§ **WHAT TO WORK ON**: In the listing below, pick out lines with "retweets".

§ **SOURCE MATERIAL**:
....

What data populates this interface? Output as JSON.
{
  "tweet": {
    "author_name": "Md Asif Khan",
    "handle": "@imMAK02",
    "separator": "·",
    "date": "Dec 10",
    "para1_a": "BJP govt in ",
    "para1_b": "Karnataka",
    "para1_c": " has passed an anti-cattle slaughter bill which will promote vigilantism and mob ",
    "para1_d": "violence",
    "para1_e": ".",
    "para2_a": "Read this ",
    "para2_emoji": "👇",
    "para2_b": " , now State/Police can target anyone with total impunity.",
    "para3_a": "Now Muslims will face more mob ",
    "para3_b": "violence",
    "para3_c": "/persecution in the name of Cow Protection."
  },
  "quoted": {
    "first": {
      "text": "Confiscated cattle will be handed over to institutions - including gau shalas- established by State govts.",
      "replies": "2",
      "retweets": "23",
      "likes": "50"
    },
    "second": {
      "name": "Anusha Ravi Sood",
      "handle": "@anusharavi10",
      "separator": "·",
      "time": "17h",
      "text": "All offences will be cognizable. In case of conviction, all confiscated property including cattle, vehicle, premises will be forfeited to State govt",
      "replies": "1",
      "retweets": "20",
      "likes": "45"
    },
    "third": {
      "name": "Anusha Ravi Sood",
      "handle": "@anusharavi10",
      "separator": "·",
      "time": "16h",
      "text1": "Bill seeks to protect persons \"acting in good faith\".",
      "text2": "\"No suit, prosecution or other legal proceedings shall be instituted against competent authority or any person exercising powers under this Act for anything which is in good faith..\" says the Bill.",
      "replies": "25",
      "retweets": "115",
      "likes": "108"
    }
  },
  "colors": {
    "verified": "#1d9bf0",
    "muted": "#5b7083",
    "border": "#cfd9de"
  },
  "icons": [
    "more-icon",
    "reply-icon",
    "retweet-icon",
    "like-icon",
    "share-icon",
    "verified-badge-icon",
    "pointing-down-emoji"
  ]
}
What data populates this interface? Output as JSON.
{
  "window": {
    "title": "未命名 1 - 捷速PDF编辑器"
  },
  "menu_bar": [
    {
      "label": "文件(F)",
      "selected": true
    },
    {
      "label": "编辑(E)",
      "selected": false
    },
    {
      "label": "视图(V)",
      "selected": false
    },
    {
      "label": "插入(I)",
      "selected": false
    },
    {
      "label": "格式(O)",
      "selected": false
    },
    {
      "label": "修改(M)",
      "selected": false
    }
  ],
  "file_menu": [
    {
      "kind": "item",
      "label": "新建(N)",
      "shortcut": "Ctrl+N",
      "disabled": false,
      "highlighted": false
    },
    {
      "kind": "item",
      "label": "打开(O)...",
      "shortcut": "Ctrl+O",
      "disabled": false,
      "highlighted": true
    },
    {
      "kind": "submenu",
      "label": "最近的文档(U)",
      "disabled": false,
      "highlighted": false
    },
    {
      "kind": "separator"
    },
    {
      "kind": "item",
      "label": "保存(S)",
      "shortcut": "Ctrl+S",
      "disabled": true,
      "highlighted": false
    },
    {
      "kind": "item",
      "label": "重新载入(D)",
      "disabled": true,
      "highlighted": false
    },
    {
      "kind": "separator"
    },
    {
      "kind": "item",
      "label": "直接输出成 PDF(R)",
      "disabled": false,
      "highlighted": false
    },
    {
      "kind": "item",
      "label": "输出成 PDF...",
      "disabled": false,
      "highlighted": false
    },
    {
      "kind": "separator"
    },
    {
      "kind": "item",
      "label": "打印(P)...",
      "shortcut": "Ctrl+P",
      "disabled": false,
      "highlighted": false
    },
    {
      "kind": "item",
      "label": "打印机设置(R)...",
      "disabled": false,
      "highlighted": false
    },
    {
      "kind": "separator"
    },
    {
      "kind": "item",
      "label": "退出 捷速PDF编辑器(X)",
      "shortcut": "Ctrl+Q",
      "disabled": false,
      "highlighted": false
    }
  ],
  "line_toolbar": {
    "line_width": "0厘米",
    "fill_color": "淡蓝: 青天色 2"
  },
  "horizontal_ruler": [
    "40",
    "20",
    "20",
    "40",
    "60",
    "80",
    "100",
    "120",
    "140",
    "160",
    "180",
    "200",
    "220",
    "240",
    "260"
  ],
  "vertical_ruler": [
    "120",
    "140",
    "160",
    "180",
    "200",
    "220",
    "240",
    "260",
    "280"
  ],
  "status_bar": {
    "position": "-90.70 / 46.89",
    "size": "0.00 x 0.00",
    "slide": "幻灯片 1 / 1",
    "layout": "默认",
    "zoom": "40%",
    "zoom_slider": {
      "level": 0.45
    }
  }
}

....

§ **SOLUTION**:
      "retweets": "23",
      "retweets": "20",
      "retweets": "115",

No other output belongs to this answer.